Connecting to your "Inner Critic" using Internal Family Systems (IFS)
Updated: Jan 22
The COVID-19 Pandemic stay-at-home orders and lockdowns meant that most venues were shut and people couldn't go anywhere or have their friends or family over. This placed an enormous burden on people’s coping capacity because it meant you aren’t really seeing that many people in face-to-face, and you were deprived of external support and the distractions of the outside world. We as a species are literally wired for close connection with others, and that was being prevented in the service of public health. It also means that people spent more time on their own.
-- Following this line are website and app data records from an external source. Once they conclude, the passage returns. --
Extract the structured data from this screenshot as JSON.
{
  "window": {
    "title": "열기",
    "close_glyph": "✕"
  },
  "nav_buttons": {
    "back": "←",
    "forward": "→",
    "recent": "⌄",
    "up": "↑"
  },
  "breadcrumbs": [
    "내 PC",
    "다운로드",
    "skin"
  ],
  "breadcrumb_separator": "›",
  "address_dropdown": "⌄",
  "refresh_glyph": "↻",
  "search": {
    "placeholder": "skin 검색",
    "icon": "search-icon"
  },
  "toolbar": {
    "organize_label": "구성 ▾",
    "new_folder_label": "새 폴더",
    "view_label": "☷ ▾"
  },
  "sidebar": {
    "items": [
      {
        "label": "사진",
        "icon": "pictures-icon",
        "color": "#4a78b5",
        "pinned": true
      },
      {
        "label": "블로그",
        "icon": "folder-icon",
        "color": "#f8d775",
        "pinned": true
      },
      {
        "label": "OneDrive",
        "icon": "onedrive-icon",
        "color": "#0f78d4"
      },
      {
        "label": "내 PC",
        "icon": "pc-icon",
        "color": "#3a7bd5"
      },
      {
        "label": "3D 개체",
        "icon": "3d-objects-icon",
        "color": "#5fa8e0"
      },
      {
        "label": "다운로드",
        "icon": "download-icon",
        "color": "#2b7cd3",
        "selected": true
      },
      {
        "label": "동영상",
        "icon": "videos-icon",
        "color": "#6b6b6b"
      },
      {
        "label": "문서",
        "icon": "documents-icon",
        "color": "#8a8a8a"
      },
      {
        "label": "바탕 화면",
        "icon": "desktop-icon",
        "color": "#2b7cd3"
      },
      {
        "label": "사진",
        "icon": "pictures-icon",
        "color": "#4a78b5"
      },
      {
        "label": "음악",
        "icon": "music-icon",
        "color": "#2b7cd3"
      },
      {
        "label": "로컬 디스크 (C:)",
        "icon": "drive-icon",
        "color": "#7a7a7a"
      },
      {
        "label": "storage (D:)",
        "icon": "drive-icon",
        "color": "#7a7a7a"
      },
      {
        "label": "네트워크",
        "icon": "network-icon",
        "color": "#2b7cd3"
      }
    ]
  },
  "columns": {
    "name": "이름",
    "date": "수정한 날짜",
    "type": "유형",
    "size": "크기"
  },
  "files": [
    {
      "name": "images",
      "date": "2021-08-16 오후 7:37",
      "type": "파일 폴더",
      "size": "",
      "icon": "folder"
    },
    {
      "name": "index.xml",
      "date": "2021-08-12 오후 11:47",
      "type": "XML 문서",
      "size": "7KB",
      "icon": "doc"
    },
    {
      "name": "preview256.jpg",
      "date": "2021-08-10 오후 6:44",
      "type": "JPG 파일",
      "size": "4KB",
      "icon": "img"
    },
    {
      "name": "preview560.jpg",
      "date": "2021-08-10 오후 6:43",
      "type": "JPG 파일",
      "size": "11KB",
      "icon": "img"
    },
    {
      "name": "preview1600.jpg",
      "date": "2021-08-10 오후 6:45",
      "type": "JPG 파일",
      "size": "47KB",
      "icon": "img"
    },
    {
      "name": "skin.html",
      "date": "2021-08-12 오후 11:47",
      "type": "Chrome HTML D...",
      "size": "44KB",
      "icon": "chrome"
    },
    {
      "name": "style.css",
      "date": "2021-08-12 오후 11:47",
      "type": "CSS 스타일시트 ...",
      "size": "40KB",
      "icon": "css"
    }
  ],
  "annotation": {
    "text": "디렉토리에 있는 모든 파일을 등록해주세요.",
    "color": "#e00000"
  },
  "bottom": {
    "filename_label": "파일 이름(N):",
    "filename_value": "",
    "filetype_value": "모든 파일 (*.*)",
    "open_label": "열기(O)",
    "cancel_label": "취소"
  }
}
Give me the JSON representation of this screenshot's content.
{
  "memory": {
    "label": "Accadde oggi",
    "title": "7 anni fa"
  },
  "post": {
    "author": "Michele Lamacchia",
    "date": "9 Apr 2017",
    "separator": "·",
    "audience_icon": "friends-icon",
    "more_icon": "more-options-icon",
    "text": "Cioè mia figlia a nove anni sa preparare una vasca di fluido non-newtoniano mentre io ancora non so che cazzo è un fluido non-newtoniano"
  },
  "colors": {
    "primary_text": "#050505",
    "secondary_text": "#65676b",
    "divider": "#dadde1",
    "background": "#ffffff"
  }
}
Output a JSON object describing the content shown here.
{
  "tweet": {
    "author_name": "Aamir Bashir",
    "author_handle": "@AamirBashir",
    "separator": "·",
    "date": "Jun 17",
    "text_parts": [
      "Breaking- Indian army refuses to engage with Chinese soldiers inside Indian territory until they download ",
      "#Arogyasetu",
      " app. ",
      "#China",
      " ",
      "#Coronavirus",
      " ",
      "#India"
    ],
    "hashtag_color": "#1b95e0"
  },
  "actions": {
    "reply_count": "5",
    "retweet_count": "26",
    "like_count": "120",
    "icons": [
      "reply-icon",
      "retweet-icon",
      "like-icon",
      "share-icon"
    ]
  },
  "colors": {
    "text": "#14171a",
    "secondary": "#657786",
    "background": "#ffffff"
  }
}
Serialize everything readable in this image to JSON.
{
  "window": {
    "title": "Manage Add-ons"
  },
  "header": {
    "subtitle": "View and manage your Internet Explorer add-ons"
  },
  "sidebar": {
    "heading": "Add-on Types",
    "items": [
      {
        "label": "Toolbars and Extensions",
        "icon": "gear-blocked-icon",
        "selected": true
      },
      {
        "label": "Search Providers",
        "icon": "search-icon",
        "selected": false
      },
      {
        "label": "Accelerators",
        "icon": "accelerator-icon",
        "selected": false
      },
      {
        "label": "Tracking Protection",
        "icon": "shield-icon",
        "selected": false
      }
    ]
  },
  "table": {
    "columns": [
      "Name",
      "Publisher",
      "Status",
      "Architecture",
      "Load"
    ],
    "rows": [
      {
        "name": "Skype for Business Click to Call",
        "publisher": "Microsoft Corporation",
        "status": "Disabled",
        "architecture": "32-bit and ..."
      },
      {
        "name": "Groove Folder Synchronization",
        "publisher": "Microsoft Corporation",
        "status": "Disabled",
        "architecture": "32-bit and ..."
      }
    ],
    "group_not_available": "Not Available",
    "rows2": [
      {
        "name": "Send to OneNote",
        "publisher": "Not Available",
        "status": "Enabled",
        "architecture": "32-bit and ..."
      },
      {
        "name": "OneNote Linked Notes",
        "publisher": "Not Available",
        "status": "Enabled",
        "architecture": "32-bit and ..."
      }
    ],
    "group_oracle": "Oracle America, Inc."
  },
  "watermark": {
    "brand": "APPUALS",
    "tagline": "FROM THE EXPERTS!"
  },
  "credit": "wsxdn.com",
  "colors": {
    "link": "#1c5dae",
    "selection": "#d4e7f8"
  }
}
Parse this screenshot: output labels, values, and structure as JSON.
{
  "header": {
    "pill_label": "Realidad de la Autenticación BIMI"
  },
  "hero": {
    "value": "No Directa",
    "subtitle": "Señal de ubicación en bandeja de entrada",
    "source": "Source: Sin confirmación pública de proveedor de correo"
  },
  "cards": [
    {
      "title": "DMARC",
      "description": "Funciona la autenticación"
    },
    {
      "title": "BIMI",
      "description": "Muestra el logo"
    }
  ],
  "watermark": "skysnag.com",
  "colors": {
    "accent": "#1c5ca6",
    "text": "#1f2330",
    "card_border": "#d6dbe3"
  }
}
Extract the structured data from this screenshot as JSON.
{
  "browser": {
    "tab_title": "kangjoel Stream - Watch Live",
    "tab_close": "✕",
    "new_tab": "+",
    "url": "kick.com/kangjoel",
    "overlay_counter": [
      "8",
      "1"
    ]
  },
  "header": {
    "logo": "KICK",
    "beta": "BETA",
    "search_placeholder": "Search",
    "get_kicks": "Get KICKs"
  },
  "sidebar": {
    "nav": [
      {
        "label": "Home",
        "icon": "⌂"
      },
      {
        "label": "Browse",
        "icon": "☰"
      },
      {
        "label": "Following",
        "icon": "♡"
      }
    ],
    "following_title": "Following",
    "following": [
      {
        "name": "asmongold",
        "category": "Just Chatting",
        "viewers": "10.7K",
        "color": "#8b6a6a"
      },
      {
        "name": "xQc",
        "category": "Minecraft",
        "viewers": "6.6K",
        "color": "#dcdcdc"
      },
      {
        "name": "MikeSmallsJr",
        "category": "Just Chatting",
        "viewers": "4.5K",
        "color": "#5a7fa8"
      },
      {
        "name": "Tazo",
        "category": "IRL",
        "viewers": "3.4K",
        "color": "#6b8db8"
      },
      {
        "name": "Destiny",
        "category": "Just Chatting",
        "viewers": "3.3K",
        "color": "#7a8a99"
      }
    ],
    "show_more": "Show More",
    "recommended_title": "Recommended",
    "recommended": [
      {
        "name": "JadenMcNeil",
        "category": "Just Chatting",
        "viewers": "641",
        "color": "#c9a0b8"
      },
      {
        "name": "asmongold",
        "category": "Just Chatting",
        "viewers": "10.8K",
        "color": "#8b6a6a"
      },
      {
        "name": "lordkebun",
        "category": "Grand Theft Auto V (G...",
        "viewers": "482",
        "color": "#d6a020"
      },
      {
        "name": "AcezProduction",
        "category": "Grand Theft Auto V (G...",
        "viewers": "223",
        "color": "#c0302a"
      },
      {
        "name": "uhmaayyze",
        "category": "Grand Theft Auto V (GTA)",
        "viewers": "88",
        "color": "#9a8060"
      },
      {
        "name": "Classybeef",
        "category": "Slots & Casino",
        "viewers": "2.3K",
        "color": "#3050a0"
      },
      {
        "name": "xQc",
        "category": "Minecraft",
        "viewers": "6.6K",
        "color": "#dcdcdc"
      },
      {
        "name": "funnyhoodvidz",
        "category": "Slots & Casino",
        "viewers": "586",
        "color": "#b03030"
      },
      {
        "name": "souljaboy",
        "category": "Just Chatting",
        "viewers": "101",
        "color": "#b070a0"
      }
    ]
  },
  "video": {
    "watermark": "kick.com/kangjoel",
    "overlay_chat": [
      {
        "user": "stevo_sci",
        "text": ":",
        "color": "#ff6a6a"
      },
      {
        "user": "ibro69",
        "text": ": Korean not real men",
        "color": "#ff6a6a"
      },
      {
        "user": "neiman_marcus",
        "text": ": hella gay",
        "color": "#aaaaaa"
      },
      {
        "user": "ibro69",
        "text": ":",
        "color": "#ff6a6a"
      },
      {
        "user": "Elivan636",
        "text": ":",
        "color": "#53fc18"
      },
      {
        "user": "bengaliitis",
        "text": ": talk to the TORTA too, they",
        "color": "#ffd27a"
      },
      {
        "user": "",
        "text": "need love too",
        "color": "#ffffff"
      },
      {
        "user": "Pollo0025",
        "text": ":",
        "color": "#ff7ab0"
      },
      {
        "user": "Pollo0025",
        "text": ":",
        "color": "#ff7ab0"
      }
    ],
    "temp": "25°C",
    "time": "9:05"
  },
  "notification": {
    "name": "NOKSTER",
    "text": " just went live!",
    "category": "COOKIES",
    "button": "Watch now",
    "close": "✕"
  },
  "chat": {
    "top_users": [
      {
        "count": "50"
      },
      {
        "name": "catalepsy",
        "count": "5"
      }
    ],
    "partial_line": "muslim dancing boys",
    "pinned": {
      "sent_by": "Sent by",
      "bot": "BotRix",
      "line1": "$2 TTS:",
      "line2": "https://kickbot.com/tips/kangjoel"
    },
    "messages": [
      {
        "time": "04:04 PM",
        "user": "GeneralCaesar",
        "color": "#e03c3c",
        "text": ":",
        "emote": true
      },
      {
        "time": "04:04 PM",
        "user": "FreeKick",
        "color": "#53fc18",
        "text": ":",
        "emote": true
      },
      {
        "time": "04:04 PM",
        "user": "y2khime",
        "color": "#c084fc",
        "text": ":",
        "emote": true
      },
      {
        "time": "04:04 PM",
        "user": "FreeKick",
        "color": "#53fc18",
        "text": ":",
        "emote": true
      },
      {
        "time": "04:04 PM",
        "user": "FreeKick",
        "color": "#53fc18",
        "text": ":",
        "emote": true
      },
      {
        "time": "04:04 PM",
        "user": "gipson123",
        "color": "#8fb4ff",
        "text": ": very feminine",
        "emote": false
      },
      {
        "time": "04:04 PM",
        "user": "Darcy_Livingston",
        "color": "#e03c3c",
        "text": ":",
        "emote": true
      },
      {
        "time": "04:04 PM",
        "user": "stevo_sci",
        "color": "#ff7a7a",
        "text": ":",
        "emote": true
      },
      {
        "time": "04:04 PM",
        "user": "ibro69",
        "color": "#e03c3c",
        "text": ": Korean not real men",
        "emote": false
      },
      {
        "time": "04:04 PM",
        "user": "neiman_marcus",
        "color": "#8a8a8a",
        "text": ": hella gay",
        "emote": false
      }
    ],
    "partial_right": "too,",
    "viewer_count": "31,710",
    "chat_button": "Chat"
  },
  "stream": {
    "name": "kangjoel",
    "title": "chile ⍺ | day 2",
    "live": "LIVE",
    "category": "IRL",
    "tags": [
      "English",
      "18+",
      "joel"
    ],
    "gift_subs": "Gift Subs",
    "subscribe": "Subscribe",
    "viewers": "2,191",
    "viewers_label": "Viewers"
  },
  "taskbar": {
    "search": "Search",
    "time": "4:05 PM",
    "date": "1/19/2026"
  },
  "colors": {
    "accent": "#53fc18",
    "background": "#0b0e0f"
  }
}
While for some this was a gift, for others with difficult personal histories this can be brutal, particularly if one has a quite well developed “Inner Critic” which makes a lot of time alone torturous.
In reality, a harsh Inner Critic might have some very short-term motivational pay offs, but it doesn’t really make us productive in the long-term. In fact, it can actually be quite debilitating for someone to live with their Inner Critic long-term and it can impair and restrict us in ways we're most likely not always aware. Indeed, there’s a lot of research out there that indicates that self-criticism tends to be a component of many high prevalence mental health challenges, such as depressive, anxiety issues, and phobias.
As well as the assumption of multiplicity of mind, Internal Family Systems Therapy assumes that all Parts of the personality have a positive intention for us. This is a very different perspective than most theories of mind that see self-criticism as pathological and use various techniques to attempt to suppress or push it away. In Internal Family Systems, we actually do the opposite and try to get really curious about the Inner Critic to begin to understand that this critical part is actually working very hard to protect us. The Part says all those mean things with the best intentions and it honestly believes it is helping us.
So, practically, how can we begin to connect with the Inner Critic and actually learn what it wants for us, and maybe even actually befriend it?
1. Using the IFS protocol, we attempt to find the Part in or around your body. So we attempt to focus our attention internally, and try and conceptualise the part either getting a mental image of something, a memory of when the Part was really active, or a body sensation related to the Part (e.g., slouched posture, tension in an area of your body). Then you can focus on the Part to find out more about it. How old does it feel? What does it look like? Does it sound familiar? Perhaps it sounds like a person from your past, a parent, or an ex-partner. Maybe it sounds like someone currently in your life?
2. Once you've conceptualised the Part, you can then check and see how you “feel towards” the Part? Do you like it, or not like it? Do you want it gone, or want it to stick around to get to know it? This is where it gets tricky because if how you “feel toward” the part is anything but a form of curiosity, compassion, and/or interest, you can quickly get a sense that there are other Parts of the personality that are hating on the Part or don’t like it. If this is the case, you can gently ask these Parts to step back into a spectator role while you get to know the Inner Critic. The asking the parts to step back is key. Unlike other approaches, in IFS we never force anything to happen. If the Part/s that don’t like the Inner Critic won’t step back, we will ask them what they’re concerned about, and maybe spend some time getting to know them.
3. If you were able to get the Parts that didn’t like the Inner Critic to soften back, you can now ask the Inner Critic some questions from a place of curiosity and interest. Here are a few typical IFS questions to ask the Inner Critic:
“What is it you’d like me to know?”
“What are you afraid might happen if you stop being hard on me?”
“When you say critical things to me, how are you trying to help?”
4. As you maintain your compassionate and curious stance towards the Inner Critic, take as much time as you need to listen. Would you like to ask that part some other questions? Each time your critical Part answers a question, you can let it know that you heard it.
You’ll probably learn that your critical part is reacting from deep-seated fears. It’s trying to protect you from future harm. It wants to keep you safe. When you learn that your part wants to protect you, you may feel less likely to tell it to shut up and leave you alone. You might even begin to feel some compassion for the critical part because it’s always responding from a place of deep-seated fear, usually from a place of hurt.
As you become more familiar with when and how your critical parts show up, you can start responding differently. You can say something like, “I hear you. I know you’re worried I’ll make a mistake or get hurt by others, Thank you for your concern about me. Right now I’m going to ask you to step aside while I decide what I’m going to do.” You’re telling that part that you hear it. You are compassionately asking your critical part to let you - not it - decide what’s next.
Communicating with your Inner Critic using the IFS process takes some practice, but what can ultimately happen is that you’ll find it much easier to notice when it shows up and easier to connect with it to soften back. You may even find using this process the Inner Critic itself can soften and transform into an Inner Mentor or Inner Champion. This is really testament to power the power of the IFS process which encourages self-compassion as the default rather than self-criticism.